=== Problem requirements ===
Report, word for word, every line of the material that contains "Photoshop".

=== Data provided ===
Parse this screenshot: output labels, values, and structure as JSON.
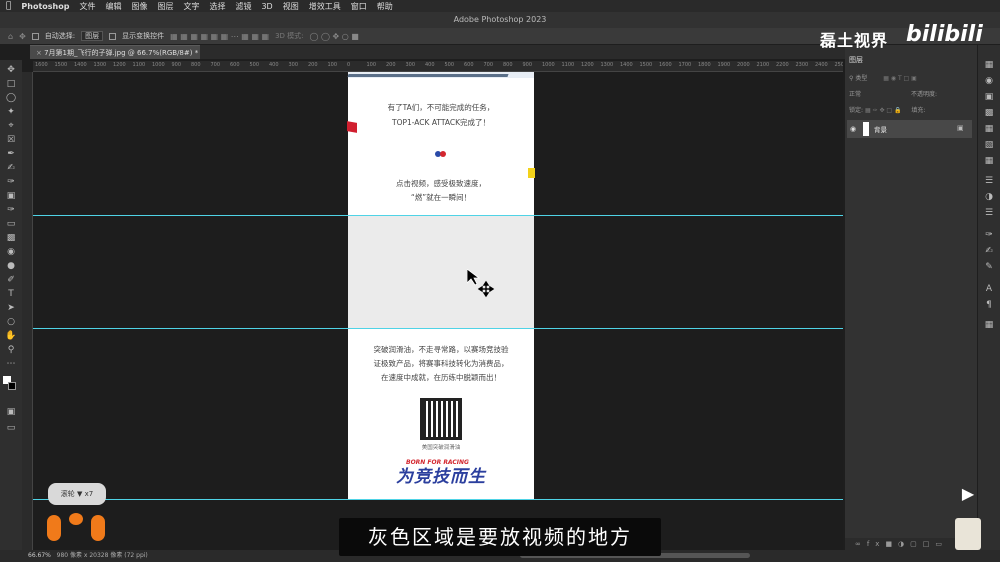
{
  "menubar": {
    "app": "Photoshop",
    "items": [
      "文件",
      "编辑",
      "图像",
      "图层",
      "文字",
      "选择",
      "滤镜",
      "3D",
      "视图",
      "增效工具",
      "窗口",
      "帮助"
    ]
  },
  "window": {
    "title": "Adobe Photoshop 2023"
  },
  "options": {
    "auto_select_label": "自动选择:",
    "auto_select_value": "图层",
    "show_transform_label": "显示变换控件",
    "mode_3d": "3D 模式:"
  },
  "document": {
    "tab_label": "7月第1期_飞行的子弹.jpg @ 66.7%(RGB/8#) *"
  },
  "ruler": {
    "ticks": [
      "1600",
      "1500",
      "1400",
      "1300",
      "1200",
      "1100",
      "1000",
      "900",
      "800",
      "700",
      "600",
      "500",
      "400",
      "300",
      "200",
      "100",
      "0",
      "100",
      "200",
      "300",
      "400",
      "500",
      "600",
      "700",
      "800",
      "900",
      "1000",
      "1100",
      "1200",
      "1300",
      "1400",
      "1500",
      "1600",
      "1700",
      "1800",
      "1900",
      "2000",
      "2100",
      "2200",
      "2300",
      "2400",
      "2500"
    ]
  },
  "page_content": {
    "para1_line1": "有了TA们，不可能完成的任务，",
    "para1_line2": "TOP1-ACK ATTACK完成了！",
    "para2_line1": "点击视频，感受极致速度，",
    "para2_line2": "“燃”就在一瞬间！",
    "para3_line1": "突破润滑油，不走寻常路，以赛场竞技验",
    "para3_line2": "证极致产品，将赛事科技转化为消费品，",
    "para3_line3": "在速度中成就，在历练中脱颖而出！",
    "qr_label": "美国突破润滑油",
    "logo_main": "为竞技而生",
    "logo_sub": "BORN FOR RACING"
  },
  "layers_panel": {
    "title": "图层",
    "filter": "类型",
    "blend_mode": "正常",
    "opacity_label": "不透明度:",
    "lock_label": "锁定:",
    "fill_label": "填充:",
    "layer_name": "背景"
  },
  "status": {
    "zoom": "66.67%",
    "doc_info": "980 像素 x 20328 像素 (72 ppi)"
  },
  "overlay": {
    "watermark": "磊土视界",
    "bilibili": "bilibili",
    "scroll_hint": "滚轮 ▼ x7",
    "subtitle": "灰色区域是要放视频的地方"
  },
  "colors": {
    "guide": "#4fd3e6",
    "gray_zone": "#ebebeb",
    "logo_blue": "#2b3f9e",
    "logo_red": "#d3262e",
    "accent_orange": "#f07a1a"
  }
}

=== Answer box ===
    "app": "Photoshop",
    "title": "Adobe Photoshop 2023"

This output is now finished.